  1. J Peter Etchells,
  2. Simon Turner

Published Online: 15 DEC 2009

DOI: 10.1002/9780470015902.a0002051.pub2



How to Cite

Etchells, J. P. and Turner, S. 2009. Lateral Meristems. eLS. .

Author Information

  1. University of Manchester, Manchester, UK

Publication History

  1. Published Online: 15 DEC 2009


Radial growth of plants is the result of activity of the lateral meristems. These meristems, known as the vascular and cork cambiums, are active in areas of the plant where primary growth has ceased and are therefore referred to as secondary meristems. The lateral meristems encircle the body of the plant. They are distinguished from apical meristems, which form the primary body of the plant, in several ways, but most noticeably in the proximity of the lateral meristem to the tissues that they produce. A proper understanding of lateral meristems may be considered as a problem of two parts: (1) how are cell divisions in the meristem regulated and (2) what controls the differentiation of new cells into specialized cell types.

Key Concepts:

  • Lateral meristems are referred to as the vascular cambium and cork cambium.

  • Cell divisions in lateral meristems are responsible for increases in plant girth.

  • Ordered cell divisions along vascular initials are required for organization of lateral meristems.

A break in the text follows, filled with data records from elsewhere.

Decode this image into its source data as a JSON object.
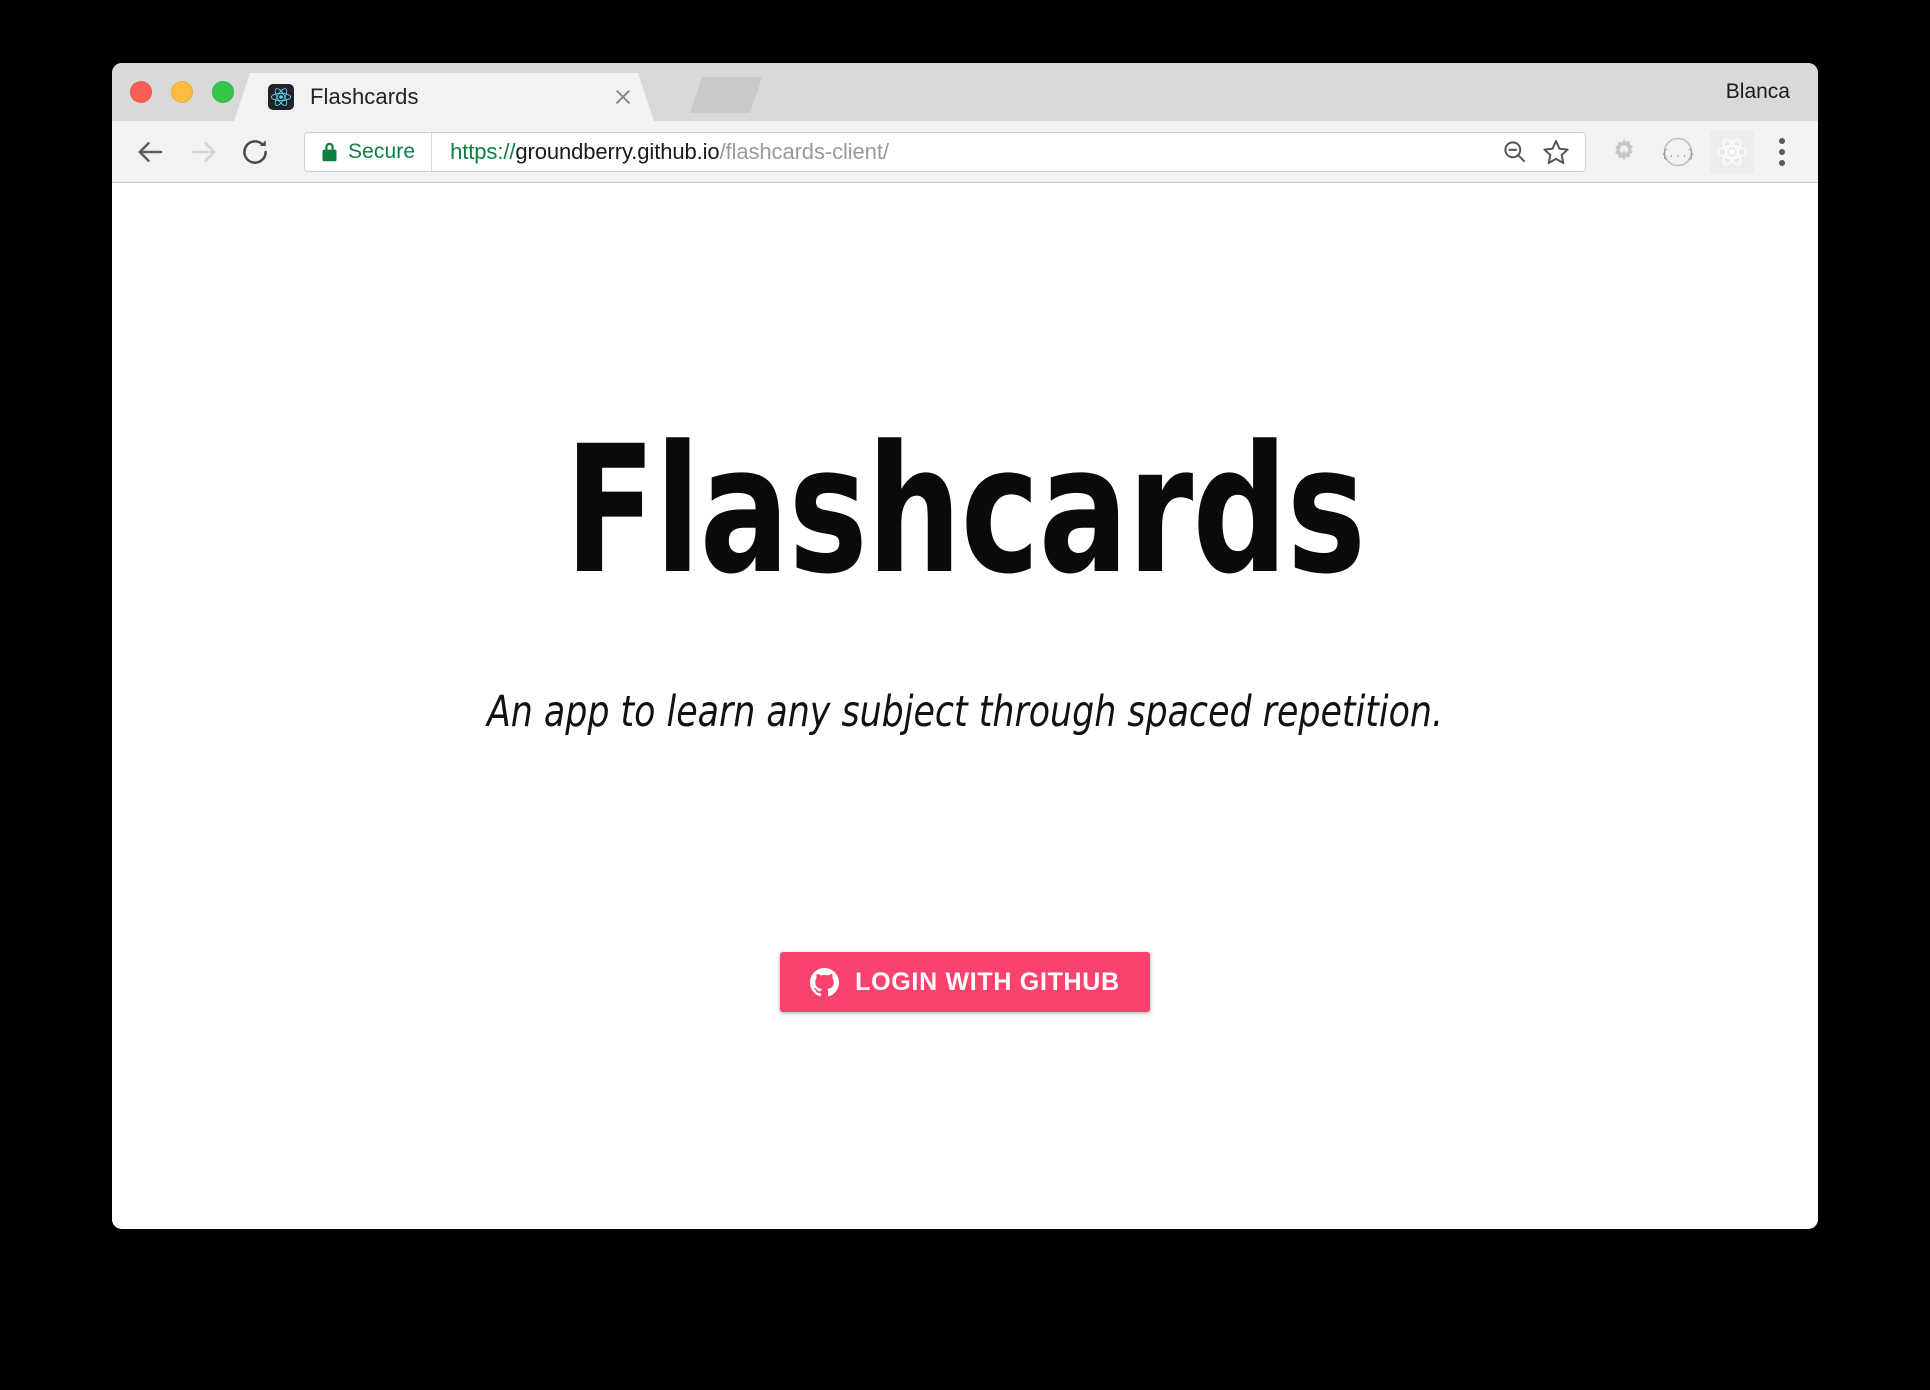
{
  "window": {
    "profile_name": "Blanca"
  },
  "tabs": [
    {
      "title": "Flashcards",
      "favicon": "react-logo-icon",
      "close_icon": "close-icon",
      "active": true
    }
  ],
  "new_tab": {
    "icon": "new-tab-icon",
    "label": ""
  },
  "toolbar": {
    "back_icon": "back-arrow-icon",
    "forward_icon": "forward-arrow-icon",
    "reload_icon": "reload-icon",
    "omnibox": {
      "security_icon": "lock-icon",
      "security_label": "Secure",
      "url_scheme": "https://",
      "url_host": "groundberry.github.io",
      "url_path": "/flashcards-client/",
      "full_url": "https://groundberry.github.io/flashcards-client/",
      "zoom_out_icon": "zoom-out-icon",
      "bookmark_icon": "star-icon"
    },
    "extensions": [
      {
        "icon": "gear-extension-icon",
        "name": "gear-extension"
      },
      {
        "icon": "braces-circle-icon",
        "name": "json-viewer-extension"
      },
      {
        "icon": "react-devtools-icon",
        "name": "react-devtools-extension"
      }
    ],
    "menu_icon": "three-dot-menu-icon"
  },
  "page": {
    "title": "Flashcards",
    "tagline": "An app to learn any subject through spaced repetition.",
    "login_button": {
      "label": "LOGIN WITH GITHUB",
      "icon": "github-icon",
      "background_color": "#f9436e",
      "text_color": "#ffffff"
    }
  },
  "colors": {
    "accent_pink": "#f9436e",
    "secure_green": "#0c8040",
    "traffic_red": "#fb5d58",
    "traffic_yellow": "#fdbc40",
    "traffic_green": "#34c749",
    "tab_strip_bg": "#d9d9d9",
    "toolbar_bg": "#f2f2f2",
    "page_bg": "#ffffff",
    "desktop_bg": "#000000"
  }
}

  • Plant growth regulators like auxin, cytokinin and ethylene increase cambial activity.


  • cambium;
  • xylem;
  • phloem;
  • initials;
  • secondary